Document Type


Article Version


Publication Date



As part of a university-wide project to explore Shakespeare’s classic play, Romeo and Juliet, from a variety of perspectives, an interdisciplinary talk was presented to the university community on the chemistry of the potions and poisons referenced in Romeo and Juliet. To draw the multidisciplinary audience in and to teach about forensics as well as pharmaceutical herbs and chemicals, the presentation was given from the perspective of how a modern crime scene investigator would approach the famous play’s final death scene without any prior knowledge of the situation. An autopsy of Juliet’s body might have revealed the presence of the chemicals, hyoscine and atropine, that come from the plant Atropa belladonna. The autopsy could reveal whether the Friar had set out to sedate Juliet or if he had attempted to kill her. An autopsy of Romeo’s body might have revealed the presence of aconitine from the plant Aconitum napellus. Using a classic story to teach about chemistry, basic ideas were introduced about forensics and pharmacology, emphasizing the importance of dose when determining the effect of a drug on the human body.
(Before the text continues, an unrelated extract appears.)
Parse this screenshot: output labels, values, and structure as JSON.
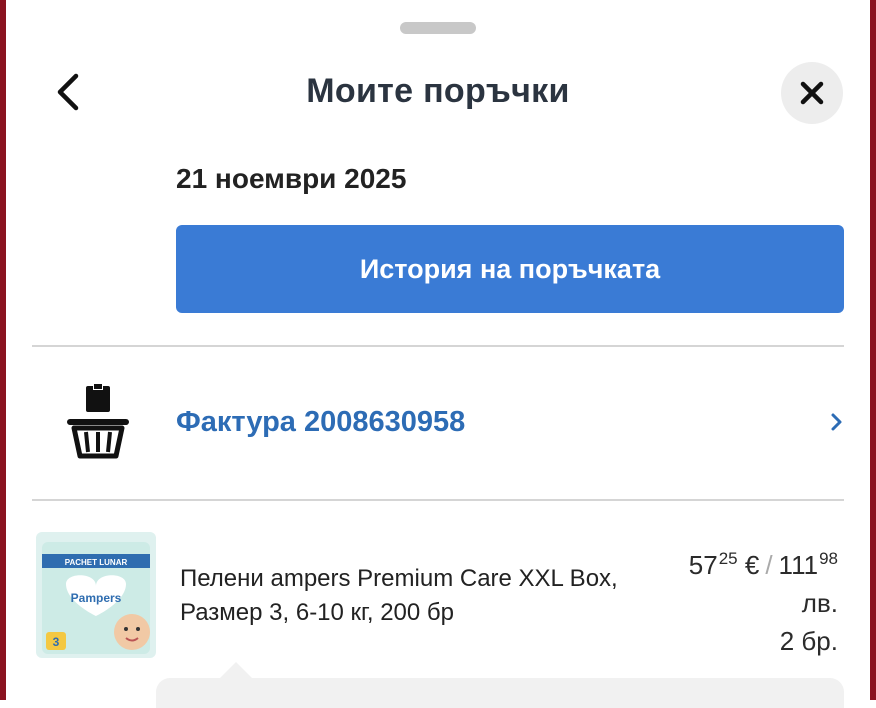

Copyright 2012 The American Chemical Society

This is the author's pre-print version of a work that was submitted for publication. A definitive version of the article was published in Journal of Chemical Education 2012, 89(5), 629-635. DOI: 10.1021/ed200289t

Publication Title

Journal of Chemical Education

Published Citation

Harper-Leatherman, A.;* Miecznikowski, J.R. “O True Apothecary: How Forensic Science Helps Solve a Classic Crime." Journal of Chemical Education, 2012, 89 (5), 629-635.